To overcome limitations of topical therapies, emphasis has more recently been placed on testing modalities such as iontophoresis, which enhances the local uptake of drugs. Iontophoresis involves the application of an external electric force to induce further (electromotive) penetration of topical medication and has been evaluated to date with topical verapamil, dexamethasone, and orgotein (Schieroni et al, 1985). This is in contrast to a later study (Martin et al, 2002) that demonstrated no uptake of verapamil in tunica albuginea following topical application. A study (Levine et al, 2003) reported that 71.5% of excised tunica albuginea samples from 14 men who received iontophoresis and topical verapamil therapy prior to undergoing surgical treatment for PD were found to contain measurable levels of verapamil. A subsequent prospective, controlled study evaluated the efficacy of electromotive verapamil and dexamethasone vs electromotive lidocaine (lignocaine) in 96 men with PD (Di Stasi et al, 2004). Men were randomized to receive either verapamil 5 mg 6 dexamethasone 8 mg or 2% lidocaine with a 2.4-mA electric current for 20 minutes, 4 times weekly for 6 weeks. Compared with baseline, significant decreases in median plaque volume (reduction from 824 to 348 mm3) and penile curvature (reduction from 43u to 21u) were seen in the actively treated groups, whereas no changes in plaque volume or curvature were seen in the control group. Significant pain relief was experienced transiently in the control group and permanently in the treatment arm. These results support those of a previous uncontrolled study that reported plaque reduction in 82%, curvature decrease in 84%, and pain elimination in 88% of 49 men who received verapamil and dexamethasone treatment with iontophoresis (Di Stasi et al, 2003).
Intralesional injection therapies have become more popular over the last 2 decades and provide an additional minimally invasive modality for patients with PD. The intralesional approach allows for direct delivery of a particular agent at concentrations that might otherwise be toxic systemically. Use of corticosteroids or orgotein is not currently recommended, and there have been no randomized, placebo-controlled studies clearly documenting their efficacy. Verapamil has been shown in 1 placebo-controlled and numerous uncontrolled studies to have beneficial effects in PD. interferon-α-2a or -2b has been reported in peer reviewed multicenter placebo controlled studies to have efficacy in improving penile curvature, plaque size and density, and to reduce penile pain. Use of collagenase is supported by the results of studies that have revealed significant benefits for this therapy when employed early in the course of PD.

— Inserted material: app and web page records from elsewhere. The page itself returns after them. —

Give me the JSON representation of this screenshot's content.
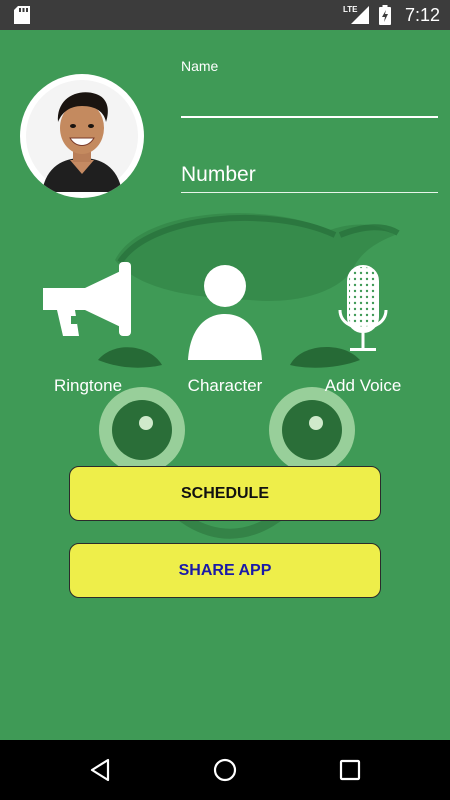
{
  "status_bar": {
    "network_label": "LTE",
    "time": "7:12",
    "icons": [
      "sd-card-icon",
      "lte-signal-icon",
      "battery-charging-icon"
    ]
  },
  "form": {
    "name_label": "Name",
    "name_value": "",
    "number_placeholder": "Number"
  },
  "actions": {
    "ringtone_label": "Ringtone",
    "character_label": "Character",
    "voice_label": "Add Voice"
  },
  "buttons": {
    "schedule_label": "SCHEDULE",
    "share_label": "SHARE APP"
  },
  "colors": {
    "background": "#3f9a56",
    "button_fill": "#eeee4a",
    "share_text": "#1a1aa8"
  },
  "nav": {
    "icons": [
      "back-icon",
      "home-icon",
      "recents-icon"
    ]
  }
}
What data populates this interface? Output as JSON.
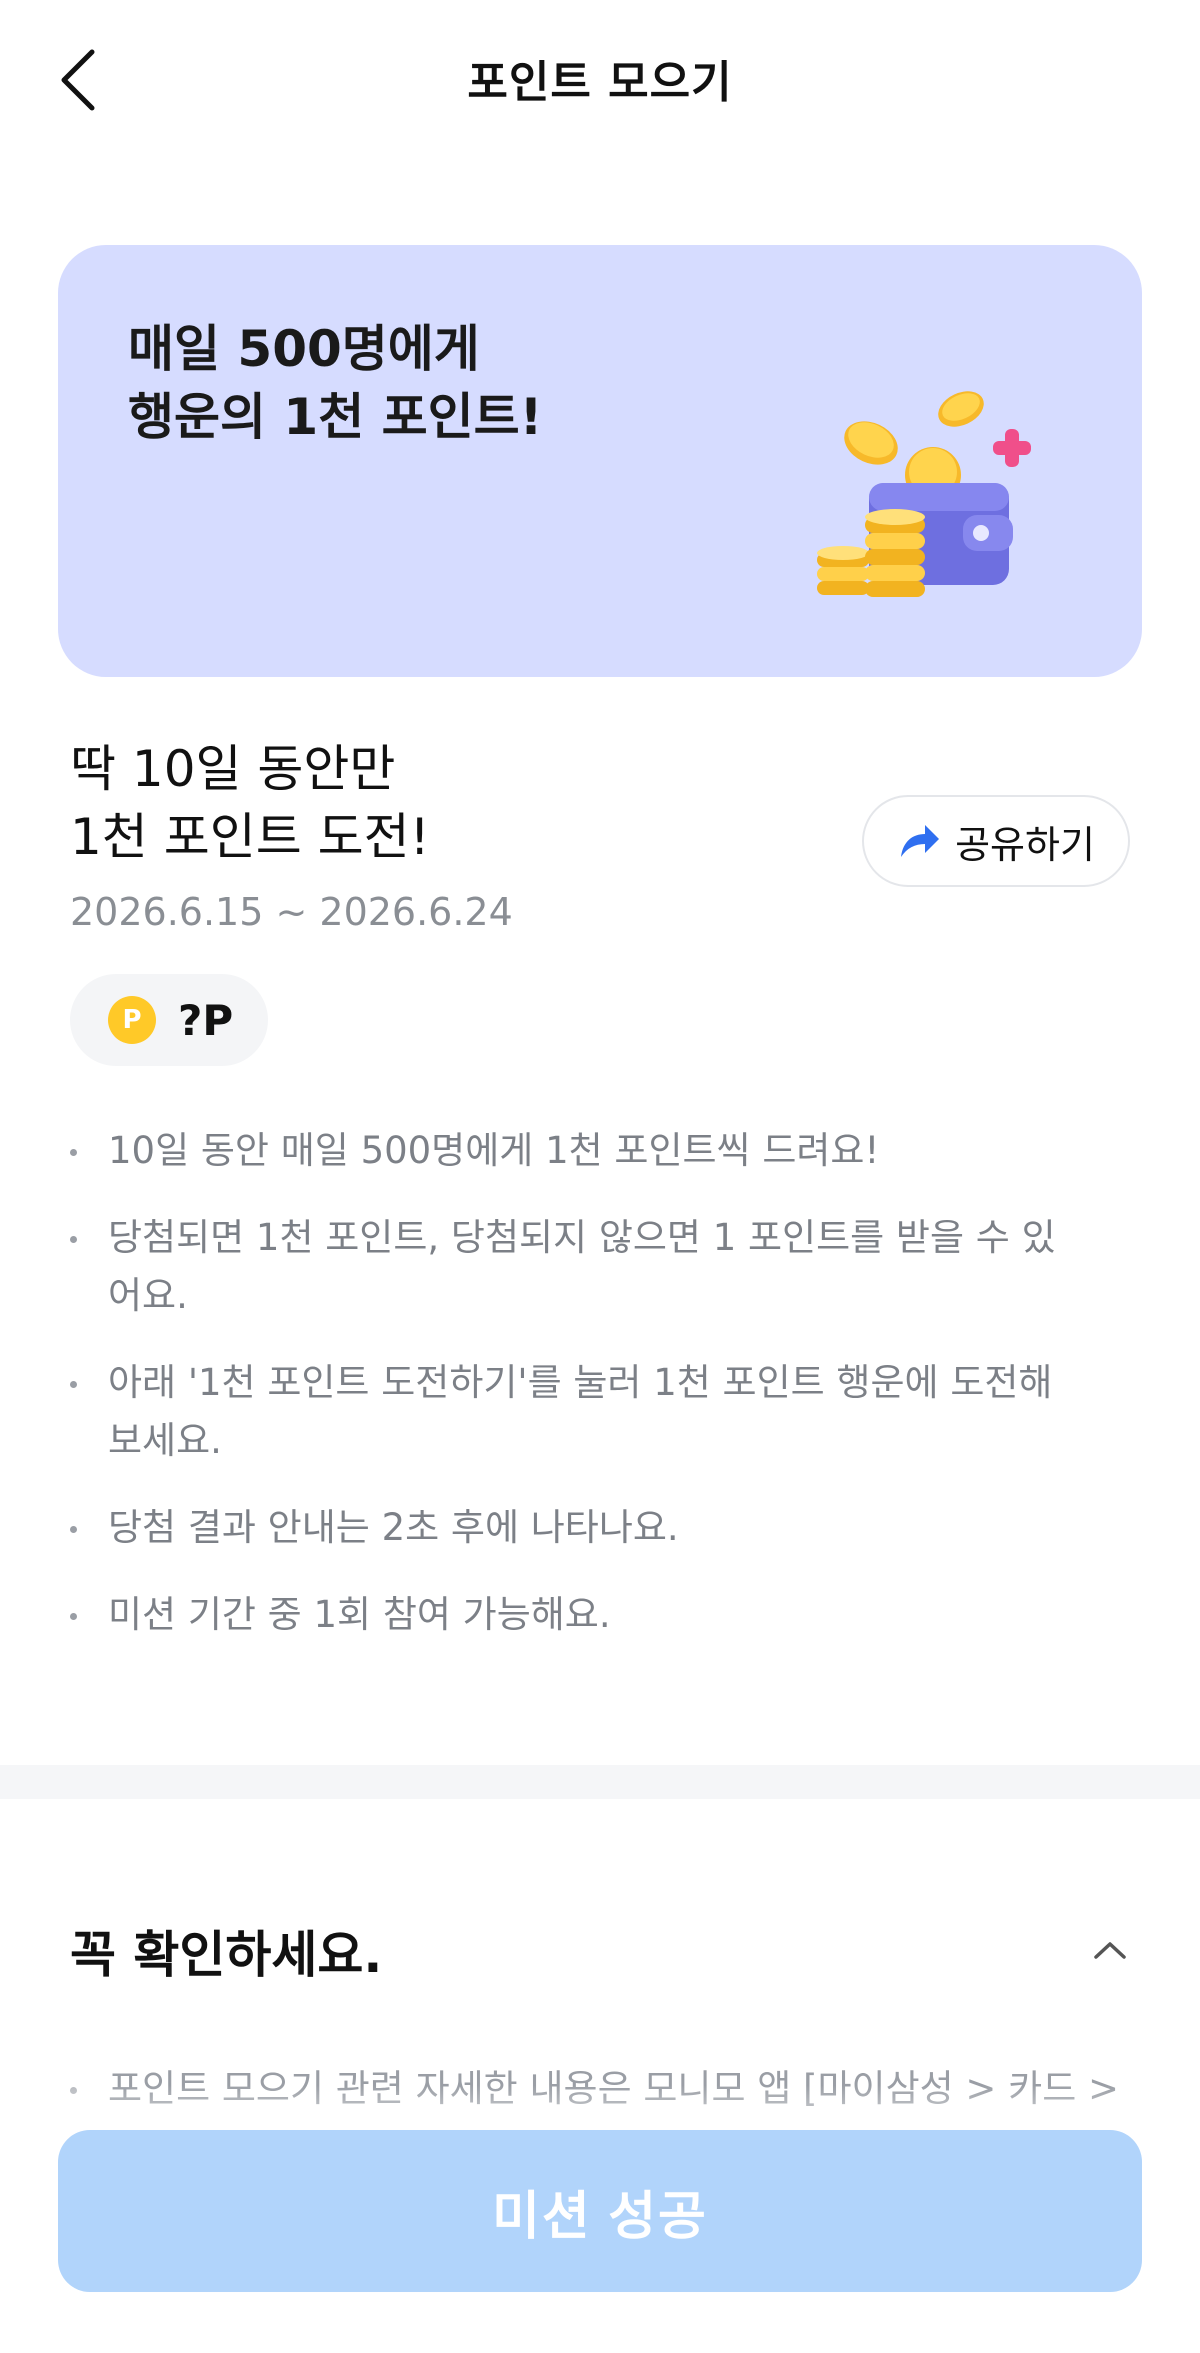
{
  "header": {
    "title": "포인트 모으기"
  },
  "banner": {
    "line1": "매일 500명에게",
    "line2": "행운의 1천 포인트!"
  },
  "mission": {
    "title_line1": "딱 10일 동안만",
    "title_line2": "1천 포인트 도전!",
    "date_range": "2026.6.15 ~ 2026.6.24",
    "share_label": "공유하기",
    "points_coin_symbol": "P",
    "points_value": "?P"
  },
  "notes": [
    "10일 동안 매일 500명에게 1천 포인트씩 드려요!",
    "당첨되면 1천 포인트, 당첨되지 않으면 1 포인트를 받을 수 있어요.",
    "아래 '1천 포인트 도전하기'를 눌러 1천 포인트 행운에 도전해 보세요.",
    "당첨 결과 안내는 2초 후에 나타나요.",
    "미션 기간 중 1회 참여 가능해요."
  ],
  "check_section": {
    "title": "꼭 확인하세요.",
    "items": [
      "포인트 모으기 관련 자세한 내용은 모니모 앱 [마이삼성 > 카드 >"
    ]
  },
  "cta": {
    "label": "미션 성공"
  },
  "colors": {
    "banner_bg": "#d6dcff",
    "cta_bg": "#b1d4fb",
    "share_icon": "#2f6ff0",
    "coin": "#ffc928"
  },
  "icons": {
    "back": "chevron-left-icon",
    "share": "share-arrow-icon",
    "coin": "point-coin-icon",
    "collapse": "chevron-up-icon",
    "banner": "wallet-coins-illustration"
  }
}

As the definitive pathophysiology of PD has yet to be elucidated, further research is required in this area. Intralesional therapy using various agents (eg, verapamil, interferon, and collagenase) is growing in clinical acceptance and popularity as a minimally invasive approach for the initial treatment of PD. As our scientific understanding of the underlying mechanisms of this perplexing condition increase we can anticipate the development of novel medical therapies for PD.